● DESCRIPTION OF THE TASK:
Leave out the pictures and print the rest of the entries exactly as they stand.
== Segment start ==
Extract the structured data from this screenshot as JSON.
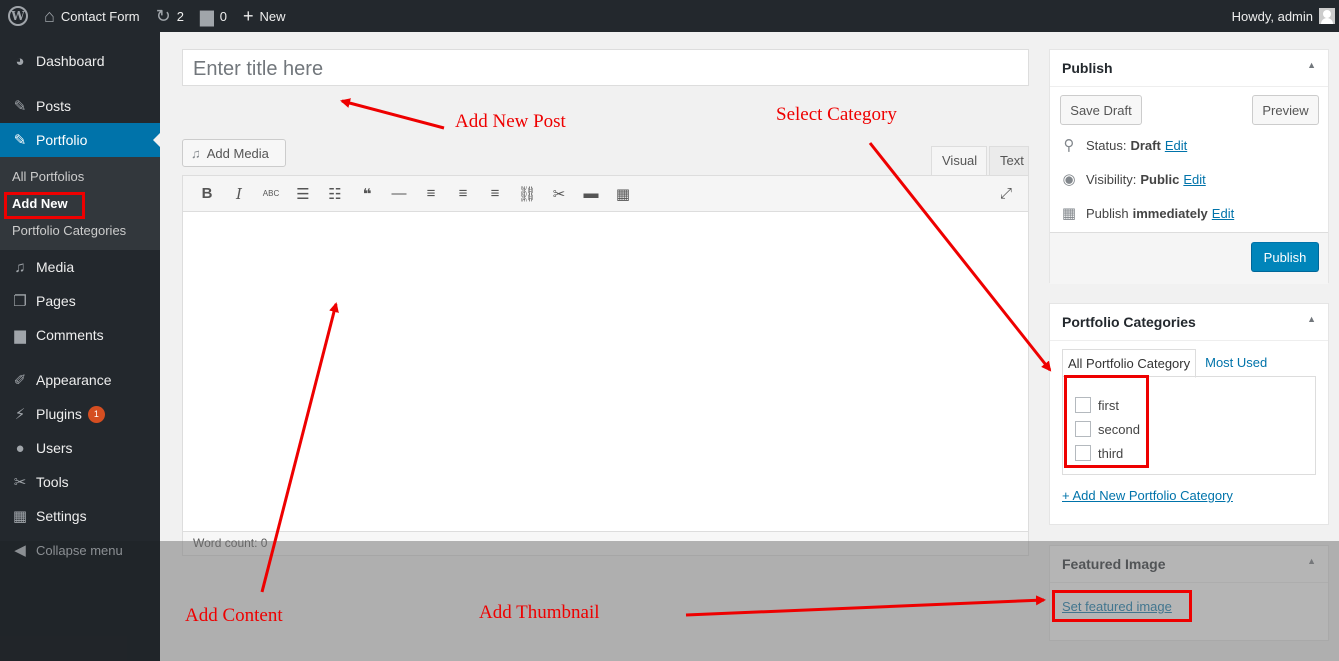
{
  "adminbar": {
    "site_name": "Contact Form",
    "updates_count": "2",
    "comments_count": "0",
    "new_label": "New",
    "howdy": "Howdy, admin"
  },
  "sidebar": {
    "items": [
      {
        "label": "Dashboard",
        "icon": "dashboard-icon"
      },
      {
        "label": "Posts",
        "icon": "pin-icon"
      },
      {
        "label": "Portfolio",
        "icon": "pin-icon"
      },
      {
        "label": "Media",
        "icon": "media-icon"
      },
      {
        "label": "Pages",
        "icon": "pages-icon"
      },
      {
        "label": "Comments",
        "icon": "comment-icon"
      },
      {
        "label": "Appearance",
        "icon": "brush-icon"
      },
      {
        "label": "Plugins",
        "icon": "plug-icon",
        "badge": "1"
      },
      {
        "label": "Users",
        "icon": "user-icon"
      },
      {
        "label": "Tools",
        "icon": "wrench-icon"
      },
      {
        "label": "Settings",
        "icon": "settings-icon"
      }
    ],
    "submenu": [
      "All Portfolios",
      "Add New",
      "Portfolio Categories"
    ],
    "collapse": "Collapse menu"
  },
  "editor": {
    "title_placeholder": "Enter title here",
    "add_media": "Add Media",
    "tab_visual": "Visual",
    "tab_text": "Text",
    "word_count": "Word count: 0"
  },
  "publish": {
    "title": "Publish",
    "save_draft": "Save Draft",
    "preview": "Preview",
    "status_label": "Status:",
    "status_value": "Draft",
    "visibility_label": "Visibility:",
    "visibility_value": "Public",
    "publish_label": "Publish",
    "publish_value": "immediately",
    "edit": "Edit",
    "publish_button": "Publish"
  },
  "categories": {
    "title": "Portfolio Categories",
    "tab_all": "All Portfolio Category",
    "tab_most_used": "Most Used",
    "items": [
      "first",
      "second",
      "third"
    ],
    "add_new": "+ Add New Portfolio Category"
  },
  "featured": {
    "title": "Featured Image",
    "set_link": "Set featured image"
  },
  "annotations": {
    "add_new_post": "Add New Post",
    "select_category": "Select Category",
    "add_content": "Add Content",
    "add_thumbnail": "Add Thumbnail"
  },
  "colors": {
    "admin_dark": "#23282d",
    "accent_blue": "#0073aa",
    "annotation_red": "#e00000"
  }
}
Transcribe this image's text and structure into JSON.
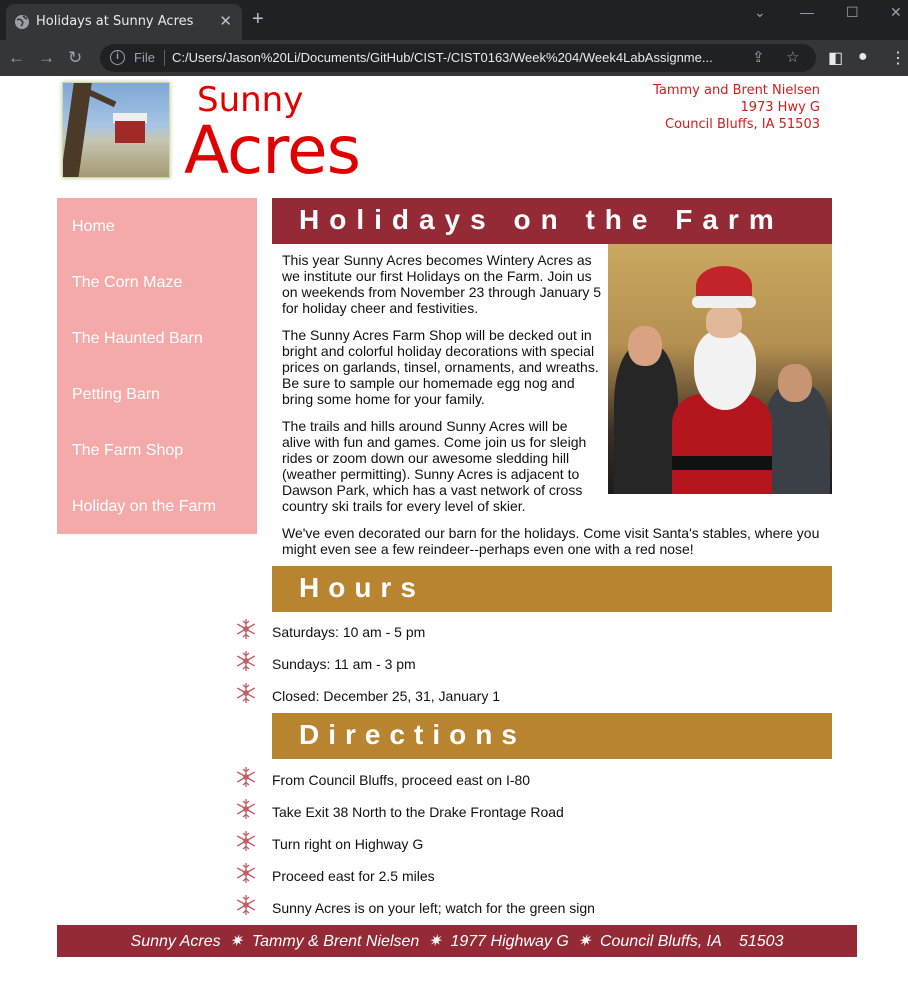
{
  "browser": {
    "tab_title": "Holidays at Sunny Acres",
    "file_label": "File",
    "url": "C:/Users/Jason%20Li/Documents/GitHub/CIST-/CIST0163/Week%204/Week4LabAssignme..."
  },
  "header": {
    "logo_word1": "Sunny",
    "logo_word2": "Acres",
    "address": [
      "Tammy and Brent Nielsen",
      "1973 Hwy G",
      "Council Bluffs, IA  51503"
    ]
  },
  "nav": {
    "items": [
      "Home",
      "The Corn Maze",
      "The Haunted Barn",
      "Petting Barn",
      "The Farm Shop",
      "Holiday on the Farm"
    ]
  },
  "main": {
    "title": "Holidays on the Farm",
    "paragraphs": [
      "This year Sunny Acres becomes Wintery Acres as we institute our first Holidays on the Farm. Join us on weekends from November 23 through January 5 for holiday cheer and festivities.",
      "The Sunny Acres Farm Shop will be decked out in bright and colorful holiday decorations with special prices on garlands, tinsel, ornaments, and wreaths. Be sure to sample our homemade egg nog and bring some home for your family.",
      "The trails and hills around Sunny Acres will be alive with fun and games. Come join us for sleigh rides or zoom down our awesome sledding hill (weather permitting). Sunny Acres is adjacent to Dawson Park, which has a vast network of cross country ski trails for every level of skier.",
      "We've even decorated our barn for the holidays. Come visit Santa's stables, where you might even see a few reindeer--perhaps even one with a red nose!"
    ]
  },
  "hours": {
    "title": "Hours",
    "items": [
      "Saturdays: 10 am - 5 pm",
      "Sundays: 11 am - 3 pm",
      "Closed: December 25, 31, January 1"
    ]
  },
  "directions": {
    "title": "Directions",
    "items": [
      "From Council Bluffs, proceed east on I-80",
      "Take Exit 38 North to the Drake Frontage Road",
      "Turn right on Highway G",
      "Proceed east for 2.5 miles",
      "Sunny Acres is on your left; watch for the green sign"
    ]
  },
  "footer": {
    "text": "Sunny Acres  ✷  Tammy & Brent Nielsen  ✷  1977 Highway G  ✷  Council Bluffs, IA    51503"
  },
  "colors": {
    "accent_red": "#942a36",
    "accent_gold": "#b88430",
    "nav_pink": "#f5aaaa",
    "logo_red": "#e00000"
  }
}
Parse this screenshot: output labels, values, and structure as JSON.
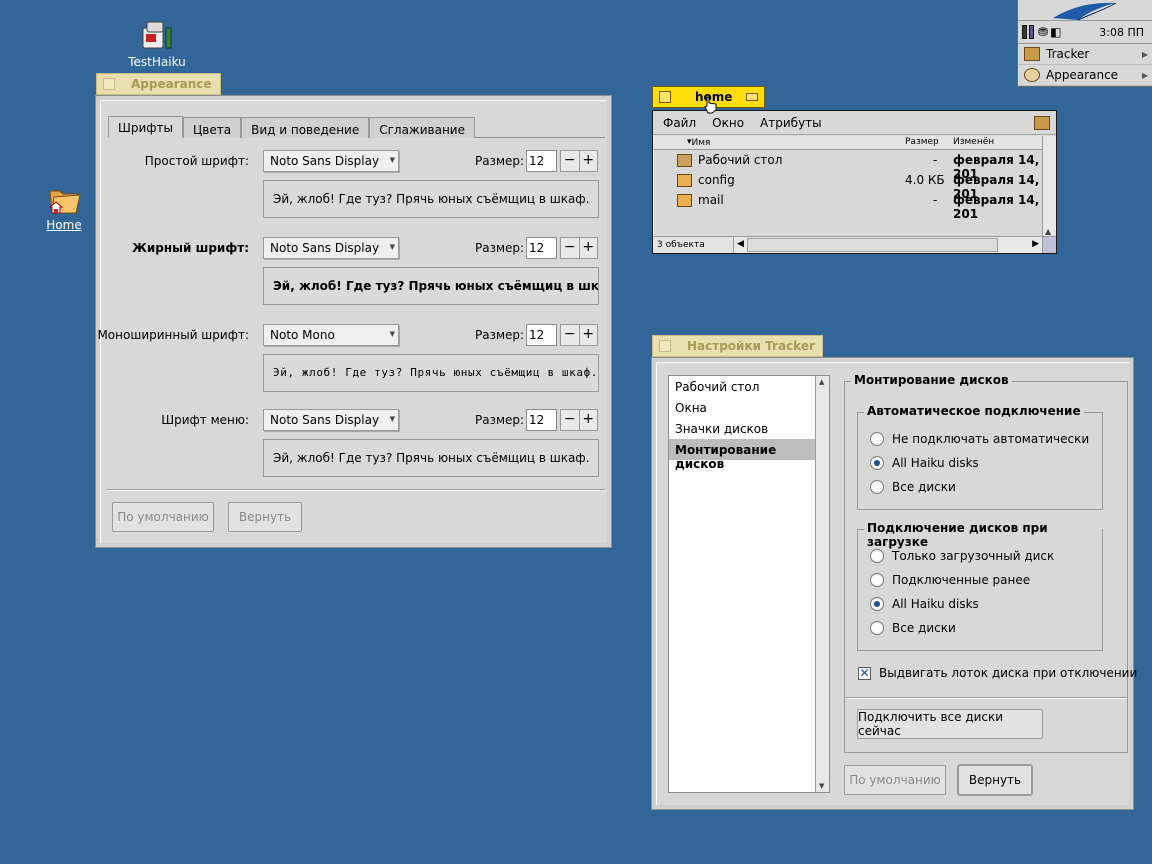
{
  "desktop": {
    "icons": [
      {
        "label": "TestHaiku",
        "icon": "testhaiku-app-icon"
      },
      {
        "label": "Home",
        "icon": "home-folder-icon"
      }
    ]
  },
  "deskbar": {
    "clock": "3:08 ПП",
    "items": [
      {
        "label": "Tracker",
        "icon": "tracker-icon"
      },
      {
        "label": "Appearance",
        "icon": "appearance-icon"
      }
    ]
  },
  "appearance": {
    "title": "Appearance",
    "tabs": [
      "Шрифты",
      "Цвета",
      "Вид и поведение",
      "Сглаживание"
    ],
    "size_label": "Размер:",
    "rows": [
      {
        "label": "Простой шрифт:",
        "font": "Noto Sans Display",
        "size": "12",
        "preview": "Эй, жлоб! Где туз? Прячь юных съёмщиц в шкаф."
      },
      {
        "label": "Жирный шрифт:",
        "font": "Noto Sans Display",
        "size": "12",
        "preview": "Эй, жлоб! Где туз? Прячь юных съёмщиц в шкаф."
      },
      {
        "label": "Моноширинный шрифт:",
        "font": "Noto Mono",
        "size": "12",
        "preview": "Эй, жлоб! Где туз? Прячь юных съёмщиц в шкаф."
      },
      {
        "label": "Шрифт меню:",
        "font": "Noto Sans Display",
        "size": "12",
        "preview": "Эй, жлоб! Где туз? Прячь юных съёмщиц в шкаф."
      }
    ],
    "buttons": {
      "defaults": "По умолчанию",
      "revert": "Вернуть"
    }
  },
  "home": {
    "title": "home",
    "menu": [
      "Файл",
      "Окно",
      "Атрибуты"
    ],
    "columns": {
      "name": "Имя",
      "size": "Размер",
      "modified": "Изменён"
    },
    "files": [
      {
        "name": "Рабочий стол",
        "size": "-",
        "modified": "февраля 14, 201"
      },
      {
        "name": "config",
        "size": "4.0 КБ",
        "modified": "февраля 14, 201"
      },
      {
        "name": "mail",
        "size": "-",
        "modified": "февраля 14, 201"
      }
    ],
    "status": "3 объекта"
  },
  "tracker_prefs": {
    "title": "Настройки Tracker",
    "categories": [
      "Рабочий стол",
      "Окна",
      "Значки дисков",
      "Монтирование дисков"
    ],
    "section_title": "Монтирование дисков",
    "auto_group": {
      "title": "Автоматическое подключение",
      "options": [
        "Не подключать автоматически",
        "All Haiku disks",
        "Все диски"
      ],
      "selected": 1
    },
    "boot_group": {
      "title": "Подключение дисков при загрузке",
      "options": [
        "Только загрузочный диск",
        "Подключенные ранее",
        "All Haiku disks",
        "Все диски"
      ],
      "selected": 2
    },
    "eject_label": "Выдвигать лоток диска при отключении",
    "eject_checked": true,
    "mount_all_button": "Подключить все диски сейчас",
    "buttons": {
      "defaults": "По умолчанию",
      "revert": "Вернуть"
    }
  }
}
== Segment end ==
● EXERCISE RESULT:
Extract the structured data from this screenshot as JSON.
{
  "adminbar": {
    "site_name": "Contact Form",
    "updates_count": "2",
    "comments_count": "0",
    "new_label": "New",
    "howdy": "Howdy, admin"
  },
  "sidebar": {
    "items": [
      {
        "label": "Dashboard",
        "icon": "dashboard-icon"
      },
      {
        "label": "Posts",
        "icon": "pin-icon"
      },
      {
        "label": "Portfolio",
        "icon": "pin-icon"
      },
      {
        "label": "Media",
        "icon": "media-icon"
      },
      {
        "label": "Pages",
        "icon": "pages-icon"
      },
      {
        "label": "Comments",
        "icon": "comment-icon"
      },
      {
        "label": "Appearance",
        "icon": "brush-icon"
      },
      {
        "label": "Plugins",
        "icon": "plug-icon",
        "badge": "1"
      },
      {
        "label": "Users",
        "icon": "user-icon"
      },
      {
        "label": "Tools",
        "icon": "wrench-icon"
      },
      {
        "label": "Settings",
        "icon": "settings-icon"
      }
    ],
    "submenu": [
      "All Portfolios",
      "Add New",
      "Portfolio Categories"
    ],
    "collapse": "Collapse menu"
  },
  "editor": {
    "title_placeholder": "Enter title here",
    "add_media": "Add Media",
    "tab_visual": "Visual",
    "tab_text": "Text",
    "word_count": "Word count: 0"
  },
  "publish": {
    "title": "Publish",
    "save_draft": "Save Draft",
    "preview": "Preview",
    "status_label": "Status:",
    "status_value": "Draft",
    "visibility_label": "Visibility:",
    "visibility_value": "Public",
    "publish_label": "Publish",
    "publish_value": "immediately",
    "edit": "Edit",
    "publish_button": "Publish"
  },
  "categories": {
    "title": "Portfolio Categories",
    "tab_all": "All Portfolio Category",
    "tab_most_used": "Most Used",
    "items": [
      "first",
      "second",
      "third"
    ],
    "add_new": "+ Add New Portfolio Category"
  },
  "featured": {
    "title": "Featured Image",
    "set_link": "Set featured image"
  },
  "annotations": {
    "add_new_post": "Add New Post",
    "select_category": "Select Category",
    "add_content": "Add Content",
    "add_thumbnail": "Add Thumbnail"
  },
  "colors": {
    "admin_dark": "#23282d",
    "accent_blue": "#0073aa",
    "annotation_red": "#e00000"
  }
}
Transcribe this image's text and structure into JSON.
{
  "browser": {
    "tab_title": "Holidays at Sunny Acres",
    "file_label": "File",
    "url": "C:/Users/Jason%20Li/Documents/GitHub/CIST-/CIST0163/Week%204/Week4LabAssignme..."
  },
  "header": {
    "logo_word1": "Sunny",
    "logo_word2": "Acres",
    "address": [
      "Tammy and Brent Nielsen",
      "1973 Hwy G",
      "Council Bluffs, IA  51503"
    ]
  },
  "nav": {
    "items": [
      "Home",
      "The Corn Maze",
      "The Haunted Barn",
      "Petting Barn",
      "The Farm Shop",
      "Holiday on the Farm"
    ]
  },
  "main": {
    "title": "Holidays on the Farm",
    "paragraphs": [
      "This year Sunny Acres becomes Wintery Acres as we institute our first Holidays on the Farm. Join us on weekends from November 23 through January 5 for holiday cheer and festivities.",
      "The Sunny Acres Farm Shop will be decked out in bright and colorful holiday decorations with special prices on garlands, tinsel, ornaments, and wreaths. Be sure to sample our homemade egg nog and bring some home for your family.",
      "The trails and hills around Sunny Acres will be alive with fun and games. Come join us for sleigh rides or zoom down our awesome sledding hill (weather permitting). Sunny Acres is adjacent to Dawson Park, which has a vast network of cross country ski trails for every level of skier.",
      "We've even decorated our barn for the holidays. Come visit Santa's stables, where you might even see a few reindeer--perhaps even one with a red nose!"
    ]
  },
  "hours": {
    "title": "Hours",
    "items": [
      "Saturdays: 10 am - 5 pm",
      "Sundays: 11 am - 3 pm",
      "Closed: December 25, 31, January 1"
    ]
  },
  "directions": {
    "title": "Directions",
    "items": [
      "From Council Bluffs, proceed east on I-80",
      "Take Exit 38 North to the Drake Frontage Road",
      "Turn right on Highway G",
      "Proceed east for 2.5 miles",
      "Sunny Acres is on your left; watch for the green sign"
    ]
  },
  "footer": {
    "text": "Sunny Acres  ✷  Tammy & Brent Nielsen  ✷  1977 Highway G  ✷  Council Bluffs, IA    51503"
  },
  "colors": {
    "accent_red": "#942a36",
    "accent_gold": "#b88430",
    "nav_pink": "#f5aaaa",
    "logo_red": "#e00000"
  }
}
Parse this screenshot: output labels, values, and structure as JSON.
{
  "desktop": {
    "icons": [
      {
        "label": "TestHaiku",
        "icon": "testhaiku-app-icon"
      },
      {
        "label": "Home",
        "icon": "home-folder-icon"
      }
    ]
  },
  "deskbar": {
    "clock": "3:08 ПП",
    "items": [
      {
        "label": "Tracker",
        "icon": "tracker-icon"
      },
      {
        "label": "Appearance",
        "icon": "appearance-icon"
      }
    ]
  },
  "appearance": {
    "title": "Appearance",
    "tabs": [
      "Шрифты",
      "Цвета",
      "Вид и поведение",
      "Сглаживание"
    ],
    "size_label": "Размер:",
    "rows": [
      {
        "label": "Простой шрифт:",
        "font": "Noto Sans Display",
        "size": "12",
        "preview": "Эй, жлоб! Где туз? Прячь юных съёмщиц в шкаф."
      },
      {
        "label": "Жирный шрифт:",
        "font": "Noto Sans Display",
        "size": "12",
        "preview": "Эй, жлоб! Где туз? Прячь юных съёмщиц в шкаф."
      },
      {
        "label": "Моноширинный шрифт:",
        "font": "Noto Mono",
        "size": "12",
        "preview": "Эй, жлоб! Где туз? Прячь юных съёмщиц в шкаф."
      },
      {
        "label": "Шрифт меню:",
        "font": "Noto Sans Display",
        "size": "12",
        "preview": "Эй, жлоб! Где туз? Прячь юных съёмщиц в шкаф."
      }
    ],
    "buttons": {
      "defaults": "По умолчанию",
      "revert": "Вернуть"
    }
  },
  "home": {
    "title": "home",
    "menu": [
      "Файл",
      "Окно",
      "Атрибуты"
    ],
    "columns": {
      "name": "Имя",
      "size": "Размер",
      "modified": "Изменён"
    },
    "files": [
      {
        "name": "Рабочий стол",
        "size": "-",
        "modified": "февраля 14, 201"
      },
      {
        "name": "config",
        "size": "4.0 КБ",
        "modified": "февраля 14, 201"
      },
      {
        "name": "mail",
        "size": "-",
        "modified": "февраля 14, 201"
      }
    ],
    "status": "3 объекта"
  },
  "tracker_prefs": {
    "title": "Настройки Tracker",
    "categories": [
      "Рабочий стол",
      "Окна",
      "Значки дисков",
      "Монтирование дисков"
    ],
    "section_title": "Монтирование дисков",
    "auto_group": {
      "title": "Автоматическое подключение",
      "options": [
        "Не подключать автоматически",
        "All Haiku disks",
        "Все диски"
      ],
      "selected": 1
    },
    "boot_group": {
      "title": "Подключение дисков при загрузке",
      "options": [
        "Только загрузочный диск",
        "Подключенные ранее",
        "All Haiku disks",
        "Все диски"
      ],
      "selected": 2
    },
    "eject_label": "Выдвигать лоток диска при отключении",
    "eject_checked": true,
    "mount_all_button": "Подключить все диски сейчас",
    "buttons": {
      "defaults": "По умолчанию",
      "revert": "Вернуть"
    }
  }
}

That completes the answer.